California Polytechnic University, California Sea Grant
We conduct lab and field studies to evaluate how human disturbance and environmental variability affect persistence and recovery of marine systems, and how we can manage complex systems for long term sustainability. We use results to inform management and conservation policies locally and globally. The lab focuses on kelp forest and estuary ecosystems in California. Dr. O'Leary also conducts work on MPA management in East Africa (see about J. O'Leary) in collaboration with the Kenya Wildlife Service and Tanzanian Marine Parks Authority.
CURRENT RESEARCH PROJECTS:
Causes and Consequences of Eelgrass Decline in Morro Bay
This is a working group with other Cal Poly faculty looking at why eelgrass has declined so dramatically in Morro Bay and what factors are impeding restoration efforts. We are evaluating biological, physical, and historical data. The O'Leary Lab is helping develop the field monitoring program with the Morro Bay National Estuary Program, and is conducting field data collection on grazing, competition, and epifauna communities. We may be accepting a graduate student to work on this project for Fall 2016 (with field experience and statistical skills in R or Matlab). Co-PI: Ryan Walter, Physics, Cal Poly.
Effects of seastar loss on intertidal communities
We are working with 3 other California Universities (Stanford, UC Davis, and Humboldt State) to conduct long term field surveys of how intertidal communities change in the absence of seastars and during seastar population recovery from the 2013-14 wasting disease. The O'Leary Lab is contributing to the this state-wide study, and also looking at changes associated with seastar loss in the presence and absence of human trampling and harvest. The local public radio station recently reported some of our findings: http://kcbx.org/post/star-fish-population-rebound-along-west-coast
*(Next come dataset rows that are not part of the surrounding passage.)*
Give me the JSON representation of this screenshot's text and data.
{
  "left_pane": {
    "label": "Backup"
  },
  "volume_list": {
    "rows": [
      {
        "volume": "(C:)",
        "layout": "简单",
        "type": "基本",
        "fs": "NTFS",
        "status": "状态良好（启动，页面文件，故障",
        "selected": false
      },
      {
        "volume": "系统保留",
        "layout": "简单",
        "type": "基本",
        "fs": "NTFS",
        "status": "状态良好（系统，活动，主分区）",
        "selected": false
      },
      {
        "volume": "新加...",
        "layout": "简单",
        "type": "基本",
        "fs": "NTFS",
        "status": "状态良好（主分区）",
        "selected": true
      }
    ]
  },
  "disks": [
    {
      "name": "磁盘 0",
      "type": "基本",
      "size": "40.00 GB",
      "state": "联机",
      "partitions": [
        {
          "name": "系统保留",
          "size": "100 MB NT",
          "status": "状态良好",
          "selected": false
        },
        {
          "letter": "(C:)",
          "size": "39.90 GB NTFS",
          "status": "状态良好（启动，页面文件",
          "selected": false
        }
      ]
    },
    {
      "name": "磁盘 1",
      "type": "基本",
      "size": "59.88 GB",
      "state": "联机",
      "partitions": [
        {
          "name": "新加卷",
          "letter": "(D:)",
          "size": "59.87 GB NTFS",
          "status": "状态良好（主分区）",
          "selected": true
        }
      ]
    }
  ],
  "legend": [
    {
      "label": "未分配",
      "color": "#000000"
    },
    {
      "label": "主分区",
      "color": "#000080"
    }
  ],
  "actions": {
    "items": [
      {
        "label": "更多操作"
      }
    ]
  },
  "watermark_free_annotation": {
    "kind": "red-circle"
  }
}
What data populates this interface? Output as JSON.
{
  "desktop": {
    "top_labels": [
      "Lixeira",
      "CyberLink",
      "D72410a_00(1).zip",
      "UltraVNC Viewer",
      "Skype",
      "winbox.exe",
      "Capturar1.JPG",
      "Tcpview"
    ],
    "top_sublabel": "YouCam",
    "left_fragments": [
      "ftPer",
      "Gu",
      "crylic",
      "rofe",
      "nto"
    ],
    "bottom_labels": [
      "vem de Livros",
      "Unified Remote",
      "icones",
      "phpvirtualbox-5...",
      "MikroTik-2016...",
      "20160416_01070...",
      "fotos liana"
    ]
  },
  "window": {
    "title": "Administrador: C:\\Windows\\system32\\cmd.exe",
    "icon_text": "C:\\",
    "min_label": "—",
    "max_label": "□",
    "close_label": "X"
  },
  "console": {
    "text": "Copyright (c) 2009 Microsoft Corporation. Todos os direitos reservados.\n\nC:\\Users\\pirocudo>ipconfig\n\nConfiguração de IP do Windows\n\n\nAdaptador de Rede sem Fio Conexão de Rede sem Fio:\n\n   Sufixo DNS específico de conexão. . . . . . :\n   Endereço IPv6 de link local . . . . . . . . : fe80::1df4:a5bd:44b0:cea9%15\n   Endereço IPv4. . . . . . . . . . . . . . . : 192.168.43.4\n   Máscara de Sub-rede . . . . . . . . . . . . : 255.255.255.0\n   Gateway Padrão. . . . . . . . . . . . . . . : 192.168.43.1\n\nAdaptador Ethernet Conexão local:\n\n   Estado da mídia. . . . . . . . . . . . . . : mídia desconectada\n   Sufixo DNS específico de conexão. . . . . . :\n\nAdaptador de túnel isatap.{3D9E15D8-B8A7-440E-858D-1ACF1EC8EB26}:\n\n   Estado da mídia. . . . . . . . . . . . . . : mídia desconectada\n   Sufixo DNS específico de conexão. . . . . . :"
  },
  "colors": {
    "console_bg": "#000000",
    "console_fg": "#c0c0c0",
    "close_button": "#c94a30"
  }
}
Abalone Recruitment Dynamics
We are assessing recruitment dynamics of red abalone (Haliotis rufescens) and the abundance of abalone settlement substrate (crustose coralline algae) in Northern and Central California. We are evaluating the timing of larval settlement and how distribution and abundance of abalone affect recruitment rates. We are collaborating with the California Department of Fish and Wildlife to inform management efforts of the important red abalone recreational fishery. (Co-PI Laura Rogers-Bennet, CADFW)
We are developing novel meta-genomic techniques to allow rapid assessment of recruitment from numerous small and spatially explicit field samples. Co-PIs Steve Palumbi, Bryan Barney: Stanford University)